NFL finds funds for settlement
The NFL is taking $150 million out of a growing but unused revenue-sharing pool to prepare paying for the settlement in a concussion lawsuit against the league, and may continue to tap that money for the same purpose.
Owners voted at their spring meeting last week on the move, which means that, if the settlement is finally cleared through appeals courts, teams do not need to dip far into reserves to pay the former players who sued the league over their head injuries. Combined with potential insurance coverage and teams’ plans to deduct the payments from taxes, many clubs may have minimal if any long-term exposure to the settlement, which could exceed $1 billion.

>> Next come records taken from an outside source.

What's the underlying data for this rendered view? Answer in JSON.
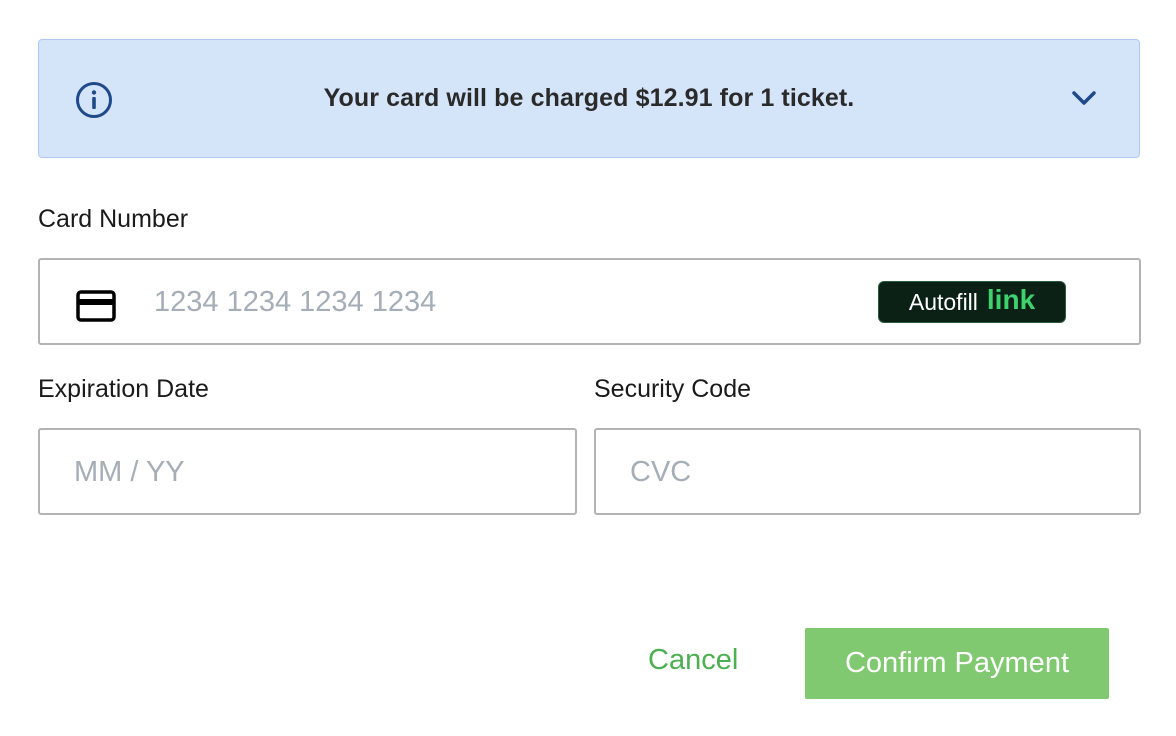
{
  "banner": {
    "message": "Your card will be charged $12.91 for 1 ticket.",
    "info_icon": "info-circle-icon",
    "expand_icon": "chevron-down-icon",
    "background_color": "#d4e4f9",
    "icon_color": "#1f4a8a"
  },
  "card_number": {
    "label": "Card Number",
    "placeholder": "1234 1234 1234 1234",
    "value": "",
    "icon": "credit-card-icon",
    "autofill": {
      "label": "Autofill",
      "brand": "link"
    }
  },
  "expiration": {
    "label": "Expiration Date",
    "placeholder": "MM / YY",
    "value": ""
  },
  "security_code": {
    "label": "Security Code",
    "placeholder": "CVC",
    "value": ""
  },
  "actions": {
    "cancel_label": "Cancel",
    "confirm_label": "Confirm Payment",
    "accent_color": "#4caf50",
    "confirm_color": "#80c971"
  }
}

The “fees are like $300 million, the first payments,” said Houston Texans owner Bob McNair, chairman of the finance committee, commenting on what the league will owe players and their lawyers initially. “We take maybe half of that — we have a lot of money in the supplemental revenue account that we don’t need — so we would just distribute that” to the teams.
|“Makes sense,” finance committee chairman Bob McNair says.
The league could also choose not to assess teams for the remaining $150 million of the first $300 million, and go back to the SRS account, said John Mara, the New York Giants owner.
“It was about the most noncontroversial decision we have made in quite some time,” he said of the choice to tap a fund created to help teams in need. On assessing clubs for $150 million, he said, “It’s not set in stone.”
That supplemental revenue pool is now over $300 million, sources said, because no clubs need it. In the 2000s, the SRS fund, financed by a portion of club seat premiums, aided financially struggling teams. The league already shares all national revenue, but at the time, that was not enough for some teams.
Since the 2011 collective-bargaining agreement, however, which triggered a significant shift in revenue from players to owners, the number of teams needing the fund dwindled to zero.
The league did not cease funding the SRS account, and so it has grown into a substantial asset.
The Cincinnati Bengals, sources said, voted not to use the SRS money. The team declined to comment, though team owner Mike Brown in the past strongly advocated SRS and he may feel the fund should be used only for its intended purpose.
The settlement, approved by a federal district court and a three-judge panel of the 2nd U.S. Circuit Court of Appeals, is on appeal at the 2nd Circuit. Two groups of retirees have asked for a rehearing in front of the full 2nd Circuit, and there is still a chance of appeals to the Supreme Court.
Presuming the settlement clears the final judicial hurdles, the league is required to pay at least $165 million to the players in the first six months. The league is also committed to paying around $112 million in legal fees, and other costs bring the NFL to about the $300 million figure that McNair cited.
There is no cap on the settlement, which is due to expire after 65 years. The full amount is not expected to greatly exceed $1 billion, if at all.
In addition to using SRS money, the league also is counting on insurance to cover some of the settlement. Insurers and the NFL are locked in countersuits in New York State Supreme Court, with the insurers arguing they are not bound to cover the payments because the league knew players could suffer head trauma playing football.
The NFL wants that case stayed until all appeals are done in the settlement and individual lawsuits brought by retirees against the NFL are finished. The insurers are asking to start discovery now. A hearing next week is set on the NFL’s motion to overturn the court’s order for discovery to begin.
In an April 29 hearing in the case, insurers’ lawyer Christopher Carroll said, “They want a billion dollars from our clients,” suggesting the NFL is seeking to cover most of the settlement with insurance.
The NFL lawyer, John Hall, responded in court that day that the league had not yet asked for payment because the underlying settlement is unresolved.